= Beginning of Section =

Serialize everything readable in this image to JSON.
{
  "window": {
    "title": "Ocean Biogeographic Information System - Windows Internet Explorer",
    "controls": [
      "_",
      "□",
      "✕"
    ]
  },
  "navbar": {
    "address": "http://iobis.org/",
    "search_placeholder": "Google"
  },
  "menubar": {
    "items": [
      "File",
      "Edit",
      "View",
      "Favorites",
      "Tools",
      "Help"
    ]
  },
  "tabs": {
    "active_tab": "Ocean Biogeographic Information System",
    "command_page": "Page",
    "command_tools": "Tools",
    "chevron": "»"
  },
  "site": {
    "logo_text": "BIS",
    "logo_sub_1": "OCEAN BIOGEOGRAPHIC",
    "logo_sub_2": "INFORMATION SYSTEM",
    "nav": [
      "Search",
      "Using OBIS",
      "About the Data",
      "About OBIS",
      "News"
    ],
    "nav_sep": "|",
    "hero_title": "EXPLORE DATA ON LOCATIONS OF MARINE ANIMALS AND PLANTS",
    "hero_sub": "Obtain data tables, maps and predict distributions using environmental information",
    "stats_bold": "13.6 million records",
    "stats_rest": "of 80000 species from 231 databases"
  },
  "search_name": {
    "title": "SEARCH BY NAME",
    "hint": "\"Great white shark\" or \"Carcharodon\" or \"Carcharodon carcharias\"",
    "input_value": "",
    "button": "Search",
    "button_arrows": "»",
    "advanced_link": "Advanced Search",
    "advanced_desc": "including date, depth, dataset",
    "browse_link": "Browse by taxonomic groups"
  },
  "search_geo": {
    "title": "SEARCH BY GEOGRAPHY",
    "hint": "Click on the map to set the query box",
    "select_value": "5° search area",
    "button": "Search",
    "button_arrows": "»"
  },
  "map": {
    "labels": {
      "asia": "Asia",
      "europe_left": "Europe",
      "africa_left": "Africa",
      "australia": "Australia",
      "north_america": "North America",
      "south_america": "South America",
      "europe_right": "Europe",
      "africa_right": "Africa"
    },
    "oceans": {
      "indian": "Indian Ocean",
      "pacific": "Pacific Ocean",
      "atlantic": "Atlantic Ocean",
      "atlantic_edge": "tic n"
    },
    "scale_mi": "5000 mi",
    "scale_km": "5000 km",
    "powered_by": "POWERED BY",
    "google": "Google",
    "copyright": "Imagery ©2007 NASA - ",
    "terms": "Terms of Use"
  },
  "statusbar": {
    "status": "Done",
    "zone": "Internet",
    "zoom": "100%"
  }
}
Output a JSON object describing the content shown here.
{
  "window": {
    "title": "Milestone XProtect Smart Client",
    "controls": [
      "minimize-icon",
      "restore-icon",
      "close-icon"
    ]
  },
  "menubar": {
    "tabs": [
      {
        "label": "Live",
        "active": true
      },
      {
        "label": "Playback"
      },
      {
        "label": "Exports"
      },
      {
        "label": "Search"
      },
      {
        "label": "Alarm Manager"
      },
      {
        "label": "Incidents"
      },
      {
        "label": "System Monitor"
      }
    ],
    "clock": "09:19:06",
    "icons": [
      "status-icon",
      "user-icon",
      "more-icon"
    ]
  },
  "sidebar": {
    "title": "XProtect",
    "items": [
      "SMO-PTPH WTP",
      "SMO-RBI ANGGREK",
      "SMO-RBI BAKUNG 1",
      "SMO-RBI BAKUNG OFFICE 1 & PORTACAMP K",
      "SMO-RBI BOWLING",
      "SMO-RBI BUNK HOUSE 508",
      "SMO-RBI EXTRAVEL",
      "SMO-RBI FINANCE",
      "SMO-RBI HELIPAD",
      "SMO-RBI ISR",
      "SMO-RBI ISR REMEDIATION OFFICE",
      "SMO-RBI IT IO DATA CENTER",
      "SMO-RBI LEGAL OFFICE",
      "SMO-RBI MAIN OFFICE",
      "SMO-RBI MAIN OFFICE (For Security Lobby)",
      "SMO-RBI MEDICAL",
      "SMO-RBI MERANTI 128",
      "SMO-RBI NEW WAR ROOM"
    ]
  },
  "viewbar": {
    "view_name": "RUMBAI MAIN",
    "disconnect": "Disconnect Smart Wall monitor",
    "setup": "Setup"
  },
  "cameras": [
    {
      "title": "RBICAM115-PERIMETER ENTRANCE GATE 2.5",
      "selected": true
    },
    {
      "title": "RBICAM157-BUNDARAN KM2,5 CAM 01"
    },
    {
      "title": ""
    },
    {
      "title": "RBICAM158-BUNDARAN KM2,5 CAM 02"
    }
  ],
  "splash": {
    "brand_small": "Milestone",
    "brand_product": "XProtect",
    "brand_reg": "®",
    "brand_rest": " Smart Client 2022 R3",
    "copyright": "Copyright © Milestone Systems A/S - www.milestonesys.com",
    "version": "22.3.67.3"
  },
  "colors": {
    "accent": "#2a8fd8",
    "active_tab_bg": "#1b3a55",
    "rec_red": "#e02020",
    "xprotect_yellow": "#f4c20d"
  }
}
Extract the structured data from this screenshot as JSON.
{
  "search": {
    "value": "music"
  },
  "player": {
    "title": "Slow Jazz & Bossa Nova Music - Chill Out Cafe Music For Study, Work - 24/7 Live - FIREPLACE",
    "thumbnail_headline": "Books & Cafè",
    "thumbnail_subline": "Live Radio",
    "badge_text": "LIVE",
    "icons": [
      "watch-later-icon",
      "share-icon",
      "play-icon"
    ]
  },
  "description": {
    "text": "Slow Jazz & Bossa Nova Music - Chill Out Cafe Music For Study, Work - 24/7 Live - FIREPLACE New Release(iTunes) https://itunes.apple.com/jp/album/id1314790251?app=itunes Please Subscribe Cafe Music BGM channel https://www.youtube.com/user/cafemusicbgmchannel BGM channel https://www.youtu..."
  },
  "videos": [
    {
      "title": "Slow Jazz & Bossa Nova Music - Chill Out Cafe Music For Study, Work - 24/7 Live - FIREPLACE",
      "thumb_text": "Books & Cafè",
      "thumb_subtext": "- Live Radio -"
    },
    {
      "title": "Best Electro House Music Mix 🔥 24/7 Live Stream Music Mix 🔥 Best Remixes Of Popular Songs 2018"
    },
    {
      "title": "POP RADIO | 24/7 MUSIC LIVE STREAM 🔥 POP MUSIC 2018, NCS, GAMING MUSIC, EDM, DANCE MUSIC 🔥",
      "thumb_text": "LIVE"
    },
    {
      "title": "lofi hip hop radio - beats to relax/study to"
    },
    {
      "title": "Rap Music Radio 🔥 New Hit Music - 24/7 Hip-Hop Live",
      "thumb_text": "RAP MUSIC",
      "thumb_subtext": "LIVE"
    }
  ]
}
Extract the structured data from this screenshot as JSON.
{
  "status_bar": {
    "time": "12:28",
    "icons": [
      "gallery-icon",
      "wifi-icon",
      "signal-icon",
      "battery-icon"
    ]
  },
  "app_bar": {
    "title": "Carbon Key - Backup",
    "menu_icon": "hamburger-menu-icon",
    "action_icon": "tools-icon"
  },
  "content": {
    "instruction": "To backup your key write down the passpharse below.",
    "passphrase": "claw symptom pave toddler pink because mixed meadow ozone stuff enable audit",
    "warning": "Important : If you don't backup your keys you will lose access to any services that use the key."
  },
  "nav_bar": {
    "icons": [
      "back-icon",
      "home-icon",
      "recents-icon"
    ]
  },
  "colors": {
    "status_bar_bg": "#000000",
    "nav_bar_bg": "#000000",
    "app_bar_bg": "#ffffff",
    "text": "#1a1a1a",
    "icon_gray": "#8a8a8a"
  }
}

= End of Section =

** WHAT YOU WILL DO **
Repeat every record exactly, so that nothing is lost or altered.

** RESPONSE AREA **
Serialize everything readable in this image to JSON.
{
  "window": {
    "title": "Ocean Biogeographic Information System - Windows Internet Explorer",
    "controls": [
      "_",
      "□",
      "✕"
    ]
  },
  "navbar": {
    "address": "http://iobis.org/",
    "search_placeholder": "Google"
  },
  "menubar": {
    "items": [
      "File",
      "Edit",
      "View",
      "Favorites",
      "Tools",
      "Help"
    ]
  },
  "tabs": {
    "active_tab": "Ocean Biogeographic Information System",
    "command_page": "Page",
    "command_tools": "Tools",
    "chevron": "»"
  },
  "site": {
    "logo_text": "BIS",
    "logo_sub_1": "OCEAN BIOGEOGRAPHIC",
    "logo_sub_2": "INFORMATION SYSTEM",
    "nav": [
      "Search",
      "Using OBIS",
      "About the Data",
      "About OBIS",
      "News"
    ],
    "nav_sep": "|",
    "hero_title": "EXPLORE DATA ON LOCATIONS OF MARINE ANIMALS AND PLANTS",
    "hero_sub": "Obtain data tables, maps and predict distributions using environmental information",
    "stats_bold": "13.6 million records",
    "stats_rest": "of 80000 species from 231 databases"
  },
  "search_name": {
    "title": "SEARCH BY NAME",
    "hint": "\"Great white shark\" or \"Carcharodon\" or \"Carcharodon carcharias\"",
    "input_value": "",
    "button": "Search",
    "button_arrows": "»",
    "advanced_link": "Advanced Search",
    "advanced_desc": "including date, depth, dataset",
    "browse_link": "Browse by taxonomic groups"
  },
  "search_geo": {
    "title": "SEARCH BY GEOGRAPHY",
    "hint": "Click on the map to set the query box",
    "select_value": "5° search area",
    "button": "Search",
    "button_arrows": "»"
  },
  "map": {
    "labels": {
      "asia": "Asia",
      "europe_left": "Europe",
      "africa_left": "Africa",
      "australia": "Australia",
      "north_america": "North America",
      "south_america": "South America",
      "europe_right": "Europe",
      "africa_right": "Africa"
    },
    "oceans": {
      "indian": "Indian Ocean",
      "pacific": "Pacific Ocean",
      "atlantic": "Atlantic Ocean",
      "atlantic_edge": "tic n"
    },
    "scale_mi": "5000 mi",
    "scale_km": "5000 km",
    "powered_by": "POWERED BY",
    "google": "Google",
    "copyright": "Imagery ©2007 NASA - ",
    "terms": "Terms of Use"
  },
  "statusbar": {
    "status": "Done",
    "zone": "Internet",
    "zoom": "100%"
  }
}
Output a JSON object describing the content shown here.
{
  "window": {
    "title": "Milestone XProtect Smart Client",
    "controls": [
      "minimize-icon",
      "restore-icon",
      "close-icon"
    ]
  },
  "menubar": {
    "tabs": [
      {
        "label": "Live",
        "active": true
      },
      {
        "label": "Playback"
      },
      {
        "label": "Exports"
      },
      {
        "label": "Search"
      },
      {
        "label": "Alarm Manager"
      },
      {
        "label": "Incidents"
      },
      {
        "label": "System Monitor"
      }
    ],
    "clock": "09:19:06",
    "icons": [
      "status-icon",
      "user-icon",
      "more-icon"
    ]
  },
  "sidebar": {
    "title": "XProtect",
    "items": [
      "SMO-PTPH WTP",
      "SMO-RBI ANGGREK",
      "SMO-RBI BAKUNG 1",
      "SMO-RBI BAKUNG OFFICE 1 & PORTACAMP K",
      "SMO-RBI BOWLING",
      "SMO-RBI BUNK HOUSE 508",
      "SMO-RBI EXTRAVEL",
      "SMO-RBI FINANCE",
      "SMO-RBI HELIPAD",
      "SMO-RBI ISR",
      "SMO-RBI ISR REMEDIATION OFFICE",
      "SMO-RBI IT IO DATA CENTER",
      "SMO-RBI LEGAL OFFICE",
      "SMO-RBI MAIN OFFICE",
      "SMO-RBI MAIN OFFICE (For Security Lobby)",
      "SMO-RBI MEDICAL",
      "SMO-RBI MERANTI 128",
      "SMO-RBI NEW WAR ROOM"
    ]
  },
  "viewbar": {
    "view_name": "RUMBAI MAIN",
    "disconnect": "Disconnect Smart Wall monitor",
    "setup": "Setup"
  },
  "cameras": [
    {
      "title": "RBICAM115-PERIMETER ENTRANCE GATE 2.5",
      "selected": true
    },
    {
      "title": "RBICAM157-BUNDARAN KM2,5 CAM 01"
    },
    {
      "title": ""
    },
    {
      "title": "RBICAM158-BUNDARAN KM2,5 CAM 02"
    }
  ],
  "splash": {
    "brand_small": "Milestone",
    "brand_product": "XProtect",
    "brand_reg": "®",
    "brand_rest": " Smart Client 2022 R3",
    "copyright": "Copyright © Milestone Systems A/S - www.milestonesys.com",
    "version": "22.3.67.3"
  },
  "colors": {
    "accent": "#2a8fd8",
    "active_tab_bg": "#1b3a55",
    "rec_red": "#e02020",
    "xprotect_yellow": "#f4c20d"
  }
}
Extract the structured data from this screenshot as JSON.
{
  "search": {
    "value": "music"
  },
  "player": {
    "title": "Slow Jazz & Bossa Nova Music - Chill Out Cafe Music For Study, Work - 24/7 Live - FIREPLACE",
    "thumbnail_headline": "Books & Cafè",
    "thumbnail_subline": "Live Radio",
    "badge_text": "LIVE",
    "icons": [
      "watch-later-icon",
      "share-icon",
      "play-icon"
    ]
  },
  "description": {
    "text": "Slow Jazz & Bossa Nova Music - Chill Out Cafe Music For Study, Work - 24/7 Live - FIREPLACE New Release(iTunes) https://itunes.apple.com/jp/album/id1314790251?app=itunes Please Subscribe Cafe Music BGM channel https://www.youtube.com/user/cafemusicbgmchannel BGM channel https://www.youtu..."
  },
  "videos": [
    {
      "title": "Slow Jazz & Bossa Nova Music - Chill Out Cafe Music For Study, Work - 24/7 Live - FIREPLACE",
      "thumb_text": "Books & Cafè",
      "thumb_subtext": "- Live Radio -"
    },
    {
      "title": "Best Electro House Music Mix 🔥 24/7 Live Stream Music Mix 🔥 Best Remixes Of Popular Songs 2018"
    },
    {
      "title": "POP RADIO | 24/7 MUSIC LIVE STREAM 🔥 POP MUSIC 2018, NCS, GAMING MUSIC, EDM, DANCE MUSIC 🔥",
      "thumb_text": "LIVE"
    },
    {
      "title": "lofi hip hop radio - beats to relax/study to"
    },
    {
      "title": "Rap Music Radio 🔥 New Hit Music - 24/7 Hip-Hop Live",
      "thumb_text": "RAP MUSIC",
      "thumb_subtext": "LIVE"
    }
  ]
}
Extract the structured data from this screenshot as JSON.
{
  "status_bar": {
    "time": "12:28",
    "icons": [
      "gallery-icon",
      "wifi-icon",
      "signal-icon",
      "battery-icon"
    ]
  },
  "app_bar": {
    "title": "Carbon Key - Backup",
    "menu_icon": "hamburger-menu-icon",
    "action_icon": "tools-icon"
  },
  "content": {
    "instruction": "To backup your key write down the passpharse below.",
    "passphrase": "claw symptom pave toddler pink because mixed meadow ozone stuff enable audit",
    "warning": "Important : If you don't backup your keys you will lose access to any services that use the key."
  },
  "nav_bar": {
    "icons": [
      "back-icon",
      "home-icon",
      "recents-icon"
    ]
  },
  "colors": {
    "status_bar_bg": "#000000",
    "nav_bar_bg": "#000000",
    "app_bar_bg": "#ffffff",
    "text": "#1a1a1a",
    "icon_gray": "#8a8a8a"
  }
}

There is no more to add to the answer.